The Romanian capital has won the race to host the new European Cybersecurity Industrial, Technology and Research Competence Centre, ECCC, Romania’s Foreign Minister, Bogdan Aurescu, announced on Thursday.

“Exceptional success for Romania,” Aurescu wrote. “After intense diplomatic efforts, Bucharest was elected to host the EU’s Cybersecurity Centre – the 1st EU Agency in Romania,” the minister tweeted.

Bucharest was chosen over Brussels, Munich, Warsaw, Vilnius, Luxembourg and León, Spain, to host this new centre funded by the EU and dedicated to developing technologies to counter cyberattacks.

“Romanian expertise in IT was acknowledged in the EU. Romania is ready to work hard for a European cybersecurity ecosystem,” the minister continued in his tweet.

According to the European Council, the criteria to choose the host of the ECCC included “the date on which the centre can become operational”, “connectivity, security and interoperability with IT facilities to handle EU funding” and the existence of a “cybersecurity ecosystem”.

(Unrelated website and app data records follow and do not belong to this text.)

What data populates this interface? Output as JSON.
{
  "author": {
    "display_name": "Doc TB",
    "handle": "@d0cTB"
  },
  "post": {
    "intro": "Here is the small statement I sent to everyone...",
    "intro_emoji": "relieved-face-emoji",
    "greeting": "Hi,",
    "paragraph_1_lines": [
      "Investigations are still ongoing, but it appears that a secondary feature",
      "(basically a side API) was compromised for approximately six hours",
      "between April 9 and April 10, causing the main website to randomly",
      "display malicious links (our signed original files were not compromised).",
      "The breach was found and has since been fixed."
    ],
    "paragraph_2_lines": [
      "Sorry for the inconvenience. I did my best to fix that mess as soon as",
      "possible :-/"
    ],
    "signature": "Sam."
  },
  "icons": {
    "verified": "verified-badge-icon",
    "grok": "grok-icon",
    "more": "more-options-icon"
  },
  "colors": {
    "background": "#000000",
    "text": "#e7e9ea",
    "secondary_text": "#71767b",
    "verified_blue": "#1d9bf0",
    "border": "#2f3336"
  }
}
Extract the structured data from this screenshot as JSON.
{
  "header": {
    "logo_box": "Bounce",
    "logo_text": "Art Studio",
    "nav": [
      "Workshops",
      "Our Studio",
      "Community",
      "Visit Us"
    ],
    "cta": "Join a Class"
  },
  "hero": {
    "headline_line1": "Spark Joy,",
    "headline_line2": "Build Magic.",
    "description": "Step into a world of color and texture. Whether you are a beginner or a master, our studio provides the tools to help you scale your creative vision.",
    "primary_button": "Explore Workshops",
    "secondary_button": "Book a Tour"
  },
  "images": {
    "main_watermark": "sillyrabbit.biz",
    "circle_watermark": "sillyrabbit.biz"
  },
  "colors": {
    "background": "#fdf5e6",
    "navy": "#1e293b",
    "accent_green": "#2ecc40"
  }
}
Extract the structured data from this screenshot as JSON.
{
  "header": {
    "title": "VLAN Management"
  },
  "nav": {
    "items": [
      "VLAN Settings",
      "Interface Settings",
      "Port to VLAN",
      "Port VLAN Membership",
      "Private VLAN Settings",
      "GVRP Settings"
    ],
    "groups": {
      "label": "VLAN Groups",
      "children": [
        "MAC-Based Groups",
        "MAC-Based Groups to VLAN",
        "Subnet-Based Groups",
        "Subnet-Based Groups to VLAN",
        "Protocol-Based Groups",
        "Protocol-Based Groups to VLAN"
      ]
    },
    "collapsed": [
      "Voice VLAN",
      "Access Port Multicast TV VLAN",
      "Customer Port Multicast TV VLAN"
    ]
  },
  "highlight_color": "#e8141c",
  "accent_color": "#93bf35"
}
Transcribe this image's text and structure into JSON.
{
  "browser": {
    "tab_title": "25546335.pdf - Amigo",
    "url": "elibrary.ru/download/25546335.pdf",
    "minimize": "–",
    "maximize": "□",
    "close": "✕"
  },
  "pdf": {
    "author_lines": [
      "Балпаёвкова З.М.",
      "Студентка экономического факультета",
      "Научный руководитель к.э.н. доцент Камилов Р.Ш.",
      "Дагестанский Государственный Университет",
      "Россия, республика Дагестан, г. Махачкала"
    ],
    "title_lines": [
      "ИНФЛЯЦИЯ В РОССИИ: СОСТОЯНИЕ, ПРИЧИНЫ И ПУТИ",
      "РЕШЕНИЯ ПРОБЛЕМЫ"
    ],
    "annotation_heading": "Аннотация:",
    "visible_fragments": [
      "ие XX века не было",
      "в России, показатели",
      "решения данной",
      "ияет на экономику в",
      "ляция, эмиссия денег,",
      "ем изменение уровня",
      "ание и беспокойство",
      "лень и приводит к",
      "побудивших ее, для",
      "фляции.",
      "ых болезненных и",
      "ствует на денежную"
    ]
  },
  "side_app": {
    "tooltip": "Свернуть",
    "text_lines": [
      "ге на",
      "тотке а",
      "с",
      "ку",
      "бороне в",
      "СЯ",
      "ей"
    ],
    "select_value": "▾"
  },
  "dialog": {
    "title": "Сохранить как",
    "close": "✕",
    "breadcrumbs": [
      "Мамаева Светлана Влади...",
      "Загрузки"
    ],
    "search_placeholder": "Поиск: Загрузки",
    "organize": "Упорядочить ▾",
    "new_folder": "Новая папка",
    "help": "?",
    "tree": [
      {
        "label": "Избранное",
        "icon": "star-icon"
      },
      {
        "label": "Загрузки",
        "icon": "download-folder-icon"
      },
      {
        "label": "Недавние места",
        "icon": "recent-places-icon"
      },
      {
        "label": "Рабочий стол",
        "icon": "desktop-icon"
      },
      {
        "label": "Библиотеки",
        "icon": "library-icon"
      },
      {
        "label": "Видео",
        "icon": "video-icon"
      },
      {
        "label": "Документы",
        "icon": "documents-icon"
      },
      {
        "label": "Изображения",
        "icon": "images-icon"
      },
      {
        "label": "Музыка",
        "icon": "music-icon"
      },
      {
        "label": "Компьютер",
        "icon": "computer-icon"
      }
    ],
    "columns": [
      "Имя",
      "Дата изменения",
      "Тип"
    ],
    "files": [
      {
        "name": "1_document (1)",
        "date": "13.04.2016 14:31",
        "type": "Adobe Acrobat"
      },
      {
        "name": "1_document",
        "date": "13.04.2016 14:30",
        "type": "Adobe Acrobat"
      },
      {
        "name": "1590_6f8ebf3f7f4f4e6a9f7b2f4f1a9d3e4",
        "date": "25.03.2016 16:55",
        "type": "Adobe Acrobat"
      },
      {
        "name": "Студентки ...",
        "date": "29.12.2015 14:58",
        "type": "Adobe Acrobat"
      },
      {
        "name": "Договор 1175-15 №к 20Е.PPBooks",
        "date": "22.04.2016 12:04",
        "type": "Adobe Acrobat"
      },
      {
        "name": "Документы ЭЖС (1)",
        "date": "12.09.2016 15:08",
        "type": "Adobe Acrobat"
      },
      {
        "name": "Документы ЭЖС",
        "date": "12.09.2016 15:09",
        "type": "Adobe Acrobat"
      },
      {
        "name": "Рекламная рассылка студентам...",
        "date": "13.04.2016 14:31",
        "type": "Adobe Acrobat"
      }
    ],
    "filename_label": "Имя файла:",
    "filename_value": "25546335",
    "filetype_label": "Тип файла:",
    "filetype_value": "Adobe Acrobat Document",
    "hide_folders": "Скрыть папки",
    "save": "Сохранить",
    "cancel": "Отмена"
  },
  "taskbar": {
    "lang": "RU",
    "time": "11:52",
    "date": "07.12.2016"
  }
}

In recent years, Romania has become respected for its cybersecurity capacities. Conversely, it is also infamous for being the base of many cybercrime networks defrauding internet users all over the world.

The ECCC aims to “contribute to the deployment of the latest cybersecurity technology, support cybersecurity start-ups and SMEs, enhance cybersecurity research and innovation [and] contribute to closing the cybersecurity skills gap”.

The centre is expected to play a central role in the EU fight against increasing cyberthreats from hackers acting either on their own initiative or at the behest of hostile states and entities.